Explanation: Some legal solutions force changes to the operational status of a company. Companies have a strong bias toward not upsetting the status quo of a smoothly operating system. Understanding how the company may be affected and what changes in its operations will need to be made will help sellers ask better questions and better discuss how the solution will affect the company.
3. Risks and Rewards: What risks and rewards can be anticipated if the issue is or is not resolved?
Explanation: Along with the operational implications of a legal solution, there are risks and rewards associated with that solution. Exploring the consequences of the solution (both intended and unintended) can help company representatives prepare for implementing the solution. It also will help demonstrate your understanding of their business. It’s helpful to put a monetary value on the risks and rewards inherent in a solution when possible. Doing so will give you more context for the risk or reward which companies need to set priorities.
4. Incumbent and Alternative Solutions: What other resources, people, or organizations can be mobilized by the company to solve this issue?
Explanation: Companies have many alternatives in how they can solve various problems and issues. You are not their only option. Often there are incumbent providers capable of solving the issue, including in-house resources and other outside counsel. Similarly, they may have available to them non-legal solutions to the issue. Exploring these helps you to better understand your competitive positioning and will help you define your pitch strategy.
5. Provider Selection Criteria: Beyond expertise and experience, what additional criteria might the company consider in reviewing provider qualifications?
Explanation: Numerous criteria will drive the provider selection process. Most of these are obvious. However, some will be less obvious and will be unique to the company or its business challenge. Discussing these criteria will further help you understand the company’s operations, explore how well you meet their selection criteria, and provide insights on the value-added services that might appeal to company representatives.
If you can’t definitively answer these questions, set up informational meetings with the prospective client to get better insights into their business and its operations. Prepare for the conversation by identifying the specific questions to which you need answers. Going through this review process will help you identify prospects who are in a position to be cross-sold, will help you customize your pitch, and make more compelling presentations directed at the key concerns and challenges of each prospect.
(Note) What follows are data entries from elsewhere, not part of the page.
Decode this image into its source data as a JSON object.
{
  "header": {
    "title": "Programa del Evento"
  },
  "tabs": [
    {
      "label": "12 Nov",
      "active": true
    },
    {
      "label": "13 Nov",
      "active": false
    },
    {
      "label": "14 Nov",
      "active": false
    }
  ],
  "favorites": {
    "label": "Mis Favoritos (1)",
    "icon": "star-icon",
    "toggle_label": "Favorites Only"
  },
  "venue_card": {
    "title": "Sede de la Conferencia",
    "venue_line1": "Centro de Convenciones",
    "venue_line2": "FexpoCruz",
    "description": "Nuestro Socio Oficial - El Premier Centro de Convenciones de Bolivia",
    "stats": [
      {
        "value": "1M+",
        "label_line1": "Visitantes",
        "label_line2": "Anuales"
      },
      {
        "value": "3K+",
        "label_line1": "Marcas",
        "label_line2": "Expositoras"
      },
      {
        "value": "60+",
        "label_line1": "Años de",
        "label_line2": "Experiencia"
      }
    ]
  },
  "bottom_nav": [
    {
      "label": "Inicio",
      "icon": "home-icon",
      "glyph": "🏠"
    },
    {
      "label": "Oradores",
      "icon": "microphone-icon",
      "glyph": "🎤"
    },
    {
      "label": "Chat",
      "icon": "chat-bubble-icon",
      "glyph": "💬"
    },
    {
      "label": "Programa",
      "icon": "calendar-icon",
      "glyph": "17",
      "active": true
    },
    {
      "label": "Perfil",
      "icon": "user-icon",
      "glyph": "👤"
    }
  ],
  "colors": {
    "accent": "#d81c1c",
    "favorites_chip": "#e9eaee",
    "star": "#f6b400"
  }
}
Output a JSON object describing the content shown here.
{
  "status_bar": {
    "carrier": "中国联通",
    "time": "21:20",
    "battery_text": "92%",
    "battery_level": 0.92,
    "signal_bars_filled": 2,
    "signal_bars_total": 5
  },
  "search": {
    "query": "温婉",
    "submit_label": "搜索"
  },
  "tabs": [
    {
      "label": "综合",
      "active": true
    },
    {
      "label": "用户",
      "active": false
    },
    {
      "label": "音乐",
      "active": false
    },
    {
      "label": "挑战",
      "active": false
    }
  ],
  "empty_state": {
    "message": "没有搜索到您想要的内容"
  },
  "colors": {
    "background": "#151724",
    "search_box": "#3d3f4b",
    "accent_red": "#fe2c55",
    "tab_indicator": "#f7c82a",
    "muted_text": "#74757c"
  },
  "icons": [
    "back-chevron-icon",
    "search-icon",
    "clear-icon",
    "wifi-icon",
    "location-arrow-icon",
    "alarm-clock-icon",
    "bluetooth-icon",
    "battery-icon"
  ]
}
Eric Dewey has been coaching and training professionals for more than two decades. He has advised hundreds of lawyers and other professional service providers in marketing, business development, practice management, and lateral hiring. The former CMO of several large law firms, Eric was frustrated by the lack of training and tools that addressed in practical ways the unique needs of corporate lawyers. He created his models for business development based on his observations of hundreds of attorney-client interactions. He launched his curriculum in 2020 and created www.eLegalTraining.com, an online practice development training, coaching, and referral community for lawyers. Today, it features the largest selection of practice development elearning modules for corporate lawyers in the industry, gamification, custom portals, and dozens of business development forms and guides.
For more insights on selling to corporate legal buyers, please contact Eric@eLegalTraining.com or visit www.eLegalTraining.com.